◆ **Exercise instructions**
Everything in the listing below must be set down again exactly.

◆ **Input material**
########

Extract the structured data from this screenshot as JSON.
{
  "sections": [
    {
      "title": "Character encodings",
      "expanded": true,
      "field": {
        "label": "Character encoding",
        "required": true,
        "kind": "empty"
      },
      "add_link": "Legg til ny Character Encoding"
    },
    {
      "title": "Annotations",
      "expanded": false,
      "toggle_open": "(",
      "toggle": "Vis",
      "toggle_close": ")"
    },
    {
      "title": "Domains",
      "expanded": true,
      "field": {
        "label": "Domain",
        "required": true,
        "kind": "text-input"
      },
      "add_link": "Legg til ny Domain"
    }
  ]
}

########

◆ **Exercise output**
Extract the structured data from this screenshot as JSON.
{
  "sections": [
    {
      "title": "Character encodings",
      "expanded": true,
      "field": {
        "label": "Character encoding",
        "required": true,
        "kind": "empty"
      },
      "add_link": "Legg til ny Character Encoding"
    },
    {
      "title": "Annotations",
      "expanded": false,
      "toggle_open": "(",
      "toggle": "Vis",
      "toggle_close": ")"
    },
    {
      "title": "Domains",
      "expanded": true,
      "field": {
        "label": "Domain",
        "required": true,
        "kind": "text-input"
      },
      "add_link": "Legg til ny Domain"
    }
  ]
}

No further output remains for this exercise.